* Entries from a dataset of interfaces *
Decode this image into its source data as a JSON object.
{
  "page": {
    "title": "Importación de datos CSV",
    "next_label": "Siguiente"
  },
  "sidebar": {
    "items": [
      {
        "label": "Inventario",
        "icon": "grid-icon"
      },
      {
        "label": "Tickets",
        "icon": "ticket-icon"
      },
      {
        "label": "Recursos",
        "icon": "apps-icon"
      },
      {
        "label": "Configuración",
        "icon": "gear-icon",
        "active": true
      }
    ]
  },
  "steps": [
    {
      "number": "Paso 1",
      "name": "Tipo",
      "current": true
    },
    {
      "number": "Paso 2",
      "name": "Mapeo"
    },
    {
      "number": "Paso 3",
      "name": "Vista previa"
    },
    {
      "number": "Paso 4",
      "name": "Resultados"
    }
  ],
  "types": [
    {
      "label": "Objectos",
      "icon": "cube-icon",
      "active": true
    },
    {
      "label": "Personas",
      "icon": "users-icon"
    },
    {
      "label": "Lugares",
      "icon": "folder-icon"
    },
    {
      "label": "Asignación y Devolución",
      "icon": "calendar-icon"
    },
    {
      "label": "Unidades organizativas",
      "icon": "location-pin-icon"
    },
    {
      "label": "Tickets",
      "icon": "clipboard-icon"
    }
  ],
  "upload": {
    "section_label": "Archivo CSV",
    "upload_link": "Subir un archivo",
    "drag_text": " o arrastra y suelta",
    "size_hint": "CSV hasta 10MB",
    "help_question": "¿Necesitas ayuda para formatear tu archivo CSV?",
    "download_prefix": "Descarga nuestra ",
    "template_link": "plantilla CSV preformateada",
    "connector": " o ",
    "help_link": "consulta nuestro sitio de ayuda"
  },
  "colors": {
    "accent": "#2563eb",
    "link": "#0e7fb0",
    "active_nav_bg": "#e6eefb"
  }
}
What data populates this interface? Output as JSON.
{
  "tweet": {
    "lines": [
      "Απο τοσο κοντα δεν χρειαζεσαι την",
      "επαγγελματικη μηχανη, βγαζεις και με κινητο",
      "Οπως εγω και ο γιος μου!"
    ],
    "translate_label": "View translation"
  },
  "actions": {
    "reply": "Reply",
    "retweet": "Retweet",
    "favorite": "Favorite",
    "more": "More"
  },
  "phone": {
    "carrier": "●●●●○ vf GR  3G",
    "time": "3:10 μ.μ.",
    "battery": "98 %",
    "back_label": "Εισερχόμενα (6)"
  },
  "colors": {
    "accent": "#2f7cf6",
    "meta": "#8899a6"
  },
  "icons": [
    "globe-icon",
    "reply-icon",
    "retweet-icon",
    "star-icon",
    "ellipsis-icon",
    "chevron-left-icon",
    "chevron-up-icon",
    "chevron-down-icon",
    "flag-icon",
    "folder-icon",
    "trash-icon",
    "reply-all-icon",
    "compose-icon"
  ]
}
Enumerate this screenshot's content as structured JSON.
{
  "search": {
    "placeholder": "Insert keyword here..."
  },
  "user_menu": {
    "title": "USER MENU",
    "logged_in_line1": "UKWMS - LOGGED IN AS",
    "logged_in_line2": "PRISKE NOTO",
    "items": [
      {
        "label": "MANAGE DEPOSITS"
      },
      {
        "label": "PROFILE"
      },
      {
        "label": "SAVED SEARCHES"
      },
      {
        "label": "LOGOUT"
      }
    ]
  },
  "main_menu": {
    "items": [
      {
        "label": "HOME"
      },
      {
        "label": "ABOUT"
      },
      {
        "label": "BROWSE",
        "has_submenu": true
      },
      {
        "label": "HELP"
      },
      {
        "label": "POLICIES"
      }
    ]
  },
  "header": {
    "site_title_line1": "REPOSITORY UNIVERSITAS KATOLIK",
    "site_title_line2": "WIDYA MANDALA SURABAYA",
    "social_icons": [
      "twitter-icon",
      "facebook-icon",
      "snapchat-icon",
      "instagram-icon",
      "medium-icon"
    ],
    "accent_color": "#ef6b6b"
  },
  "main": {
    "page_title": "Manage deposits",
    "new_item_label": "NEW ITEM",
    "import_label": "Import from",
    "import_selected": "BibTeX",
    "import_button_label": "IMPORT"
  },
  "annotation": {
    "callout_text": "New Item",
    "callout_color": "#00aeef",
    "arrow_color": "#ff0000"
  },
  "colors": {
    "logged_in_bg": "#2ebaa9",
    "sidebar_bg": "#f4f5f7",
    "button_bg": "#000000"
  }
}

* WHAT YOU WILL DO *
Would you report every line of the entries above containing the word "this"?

* SOLUTION TO THE PROBLEM *
Decode this image into its source data as a JSON object.
What data populates this interface? Output as JSON.
Enumerate this screenshot's content as structured JSON.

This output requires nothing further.